[Start of section]

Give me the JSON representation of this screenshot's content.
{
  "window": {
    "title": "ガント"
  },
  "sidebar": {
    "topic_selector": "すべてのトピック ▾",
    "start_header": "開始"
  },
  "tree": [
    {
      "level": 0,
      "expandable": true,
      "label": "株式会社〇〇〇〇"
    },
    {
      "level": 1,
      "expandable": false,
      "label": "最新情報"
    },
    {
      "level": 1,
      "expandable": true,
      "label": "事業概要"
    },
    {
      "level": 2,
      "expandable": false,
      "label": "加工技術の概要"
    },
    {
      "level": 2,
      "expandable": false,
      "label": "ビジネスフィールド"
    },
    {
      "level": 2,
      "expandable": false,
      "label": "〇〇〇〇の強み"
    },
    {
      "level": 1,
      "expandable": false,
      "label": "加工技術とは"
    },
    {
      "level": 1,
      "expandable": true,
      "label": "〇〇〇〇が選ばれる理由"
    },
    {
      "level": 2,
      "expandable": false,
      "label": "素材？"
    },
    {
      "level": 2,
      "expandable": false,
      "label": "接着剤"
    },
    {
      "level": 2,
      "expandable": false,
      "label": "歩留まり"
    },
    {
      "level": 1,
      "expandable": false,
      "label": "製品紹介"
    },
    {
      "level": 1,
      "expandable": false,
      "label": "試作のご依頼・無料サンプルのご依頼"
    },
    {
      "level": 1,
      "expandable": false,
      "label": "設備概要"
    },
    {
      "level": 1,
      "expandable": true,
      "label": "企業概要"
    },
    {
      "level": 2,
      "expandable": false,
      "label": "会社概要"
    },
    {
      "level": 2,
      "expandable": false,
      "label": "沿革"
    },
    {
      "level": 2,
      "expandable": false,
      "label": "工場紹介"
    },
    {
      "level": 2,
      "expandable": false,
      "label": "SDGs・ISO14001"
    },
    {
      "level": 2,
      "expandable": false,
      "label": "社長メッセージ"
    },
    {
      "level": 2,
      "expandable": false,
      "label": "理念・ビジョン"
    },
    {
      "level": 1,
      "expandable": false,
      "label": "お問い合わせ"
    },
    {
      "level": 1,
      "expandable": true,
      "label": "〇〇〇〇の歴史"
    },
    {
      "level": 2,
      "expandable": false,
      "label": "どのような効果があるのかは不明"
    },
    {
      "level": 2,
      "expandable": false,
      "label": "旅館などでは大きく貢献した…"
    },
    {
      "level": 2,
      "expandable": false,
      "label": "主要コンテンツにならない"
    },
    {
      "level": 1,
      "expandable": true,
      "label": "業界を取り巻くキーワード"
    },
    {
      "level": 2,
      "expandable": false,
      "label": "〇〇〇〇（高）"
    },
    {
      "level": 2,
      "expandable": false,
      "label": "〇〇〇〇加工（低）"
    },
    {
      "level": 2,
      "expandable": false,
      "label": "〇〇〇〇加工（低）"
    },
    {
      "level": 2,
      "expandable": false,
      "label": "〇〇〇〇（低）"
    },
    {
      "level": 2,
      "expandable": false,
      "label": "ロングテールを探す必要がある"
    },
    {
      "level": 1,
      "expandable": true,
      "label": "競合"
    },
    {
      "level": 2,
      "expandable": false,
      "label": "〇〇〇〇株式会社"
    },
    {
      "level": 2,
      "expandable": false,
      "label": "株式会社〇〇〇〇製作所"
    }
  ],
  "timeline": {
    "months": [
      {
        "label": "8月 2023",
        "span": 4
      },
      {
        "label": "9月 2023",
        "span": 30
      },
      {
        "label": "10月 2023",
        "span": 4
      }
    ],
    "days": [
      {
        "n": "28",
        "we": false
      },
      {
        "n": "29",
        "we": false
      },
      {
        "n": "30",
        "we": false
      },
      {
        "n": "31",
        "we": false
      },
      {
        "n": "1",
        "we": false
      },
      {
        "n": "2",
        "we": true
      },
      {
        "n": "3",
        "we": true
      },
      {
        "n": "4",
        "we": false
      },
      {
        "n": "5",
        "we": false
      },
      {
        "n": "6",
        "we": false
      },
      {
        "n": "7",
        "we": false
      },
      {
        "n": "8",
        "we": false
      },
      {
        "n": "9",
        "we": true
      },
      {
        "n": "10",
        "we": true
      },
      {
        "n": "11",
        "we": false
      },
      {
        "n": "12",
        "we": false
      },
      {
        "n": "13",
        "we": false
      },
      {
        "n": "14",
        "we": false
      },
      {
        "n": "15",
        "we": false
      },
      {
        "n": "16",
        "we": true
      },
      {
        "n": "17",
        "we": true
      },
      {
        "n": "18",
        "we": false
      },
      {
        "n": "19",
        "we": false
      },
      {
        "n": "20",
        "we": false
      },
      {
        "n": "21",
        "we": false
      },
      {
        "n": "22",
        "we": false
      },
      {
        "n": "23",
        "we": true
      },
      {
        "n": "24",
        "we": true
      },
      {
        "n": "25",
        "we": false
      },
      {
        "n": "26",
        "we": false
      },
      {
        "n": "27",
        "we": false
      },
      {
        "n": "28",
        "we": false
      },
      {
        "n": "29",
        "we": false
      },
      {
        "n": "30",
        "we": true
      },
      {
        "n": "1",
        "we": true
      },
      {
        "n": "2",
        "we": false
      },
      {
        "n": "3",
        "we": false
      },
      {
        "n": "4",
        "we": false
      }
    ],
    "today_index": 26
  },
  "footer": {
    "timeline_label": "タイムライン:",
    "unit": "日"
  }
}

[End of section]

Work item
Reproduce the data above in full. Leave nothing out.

Finished exercise
Give me the JSON representation of this screenshot's content.
{
  "window": {
    "title": "ガント"
  },
  "sidebar": {
    "topic_selector": "すべてのトピック ▾",
    "start_header": "開始"
  },
  "tree": [
    {
      "level": 0,
      "expandable": true,
      "label": "株式会社〇〇〇〇"
    },
    {
      "level": 1,
      "expandable": false,
      "label": "最新情報"
    },
    {
      "level": 1,
      "expandable": true,
      "label": "事業概要"
    },
    {
      "level": 2,
      "expandable": false,
      "label": "加工技術の概要"
    },
    {
      "level": 2,
      "expandable": false,
      "label": "ビジネスフィールド"
    },
    {
      "level": 2,
      "expandable": false,
      "label": "〇〇〇〇の強み"
    },
    {
      "level": 1,
      "expandable": false,
      "label": "加工技術とは"
    },
    {
      "level": 1,
      "expandable": true,
      "label": "〇〇〇〇が選ばれる理由"
    },
    {
      "level": 2,
      "expandable": false,
      "label": "素材？"
    },
    {
      "level": 2,
      "expandable": false,
      "label": "接着剤"
    },
    {
      "level": 2,
      "expandable": false,
      "label": "歩留まり"
    },
    {
      "level": 1,
      "expandable": false,
      "label": "製品紹介"
    },
    {
      "level": 1,
      "expandable": false,
      "label": "試作のご依頼・無料サンプルのご依頼"
    },
    {
      "level": 1,
      "expandable": false,
      "label": "設備概要"
    },
    {
      "level": 1,
      "expandable": true,
      "label": "企業概要"
    },
    {
      "level": 2,
      "expandable": false,
      "label": "会社概要"
    },
    {
      "level": 2,
      "expandable": false,
      "label": "沿革"
    },
    {
      "level": 2,
      "expandable": false,
      "label": "工場紹介"
    },
    {
      "level": 2,
      "expandable": false,
      "label": "SDGs・ISO14001"
    },
    {
      "level": 2,
      "expandable": false,
      "label": "社長メッセージ"
    },
    {
      "level": 2,
      "expandable": false,
      "label": "理念・ビジョン"
    },
    {
      "level": 1,
      "expandable": false,
      "label": "お問い合わせ"
    },
    {
      "level": 1,
      "expandable": true,
      "label": "〇〇〇〇の歴史"
    },
    {
      "level": 2,
      "expandable": false,
      "label": "どのような効果があるのかは不明"
    },
    {
      "level": 2,
      "expandable": false,
      "label": "旅館などでは大きく貢献した…"
    },
    {
      "level": 2,
      "expandable": false,
      "label": "主要コンテンツにならない"
    },
    {
      "level": 1,
      "expandable": true,
      "label": "業界を取り巻くキーワード"
    },
    {
      "level": 2,
      "expandable": false,
      "label": "〇〇〇〇（高）"
    },
    {
      "level": 2,
      "expandable": false,
      "label": "〇〇〇〇加工（低）"
    },
    {
      "level": 2,
      "expandable": false,
      "label": "〇〇〇〇加工（低）"
    },
    {
      "level": 2,
      "expandable": false,
      "label": "〇〇〇〇（低）"
    },
    {
      "level": 2,
      "expandable": false,
      "label": "ロングテールを探す必要がある"
    },
    {
      "level": 1,
      "expandable": true,
      "label": "競合"
    },
    {
      "level": 2,
      "expandable": false,
      "label": "〇〇〇〇株式会社"
    },
    {
      "level": 2,
      "expandable": false,
      "label": "株式会社〇〇〇〇製作所"
    }
  ],
  "timeline": {
    "months": [
      {
        "label": "8月 2023",
        "span": 4
      },
      {
        "label": "9月 2023",
        "span": 30
      },
      {
        "label": "10月 2023",
        "span": 4
      }
    ],
    "days": [
      {
        "n": "28",
        "we": false
      },
      {
        "n": "29",
        "we": false
      },
      {
        "n": "30",
        "we": false
      },
      {
        "n": "31",
        "we": false
      },
      {
        "n": "1",
        "we": false
      },
      {
        "n": "2",
        "we": true
      },
      {
        "n": "3",
        "we": true
      },
      {
        "n": "4",
        "we": false
      },
      {
        "n": "5",
        "we": false
      },
      {
        "n": "6",
        "we": false
      },
      {
        "n": "7",
        "we": false
      },
      {
        "n": "8",
        "we": false
      },
      {
        "n": "9",
        "we": true
      },
      {
        "n": "10",
        "we": true
      },
      {
        "n": "11",
        "we": false
      },
      {
        "n": "12",
        "we": false
      },
      {
        "n": "13",
        "we": false
      },
      {
        "n": "14",
        "we": false
      },
      {
        "n": "15",
        "we": false
      },
      {
        "n": "16",
        "we": true
      },
      {
        "n": "17",
        "we": true
      },
      {
        "n": "18",
        "we": false
      },
      {
        "n": "19",
        "we": false
      },
      {
        "n": "20",
        "we": false
      },
      {
        "n": "21",
        "we": false
      },
      {
        "n": "22",
        "we": false
      },
      {
        "n": "23",
        "we": true
      },
      {
        "n": "24",
        "we": true
      },
      {
        "n": "25",
        "we": false
      },
      {
        "n": "26",
        "we": false
      },
      {
        "n": "27",
        "we": false
      },
      {
        "n": "28",
        "we": false
      },
      {
        "n": "29",
        "we": false
      },
      {
        "n": "30",
        "we": true
      },
      {
        "n": "1",
        "we": true
      },
      {
        "n": "2",
        "we": false
      },
      {
        "n": "3",
        "we": false
      },
      {
        "n": "4",
        "we": false
      }
    ],
    "today_index": 26
  },
  "footer": {
    "timeline_label": "タイムライン:",
    "unit": "日"
  }
}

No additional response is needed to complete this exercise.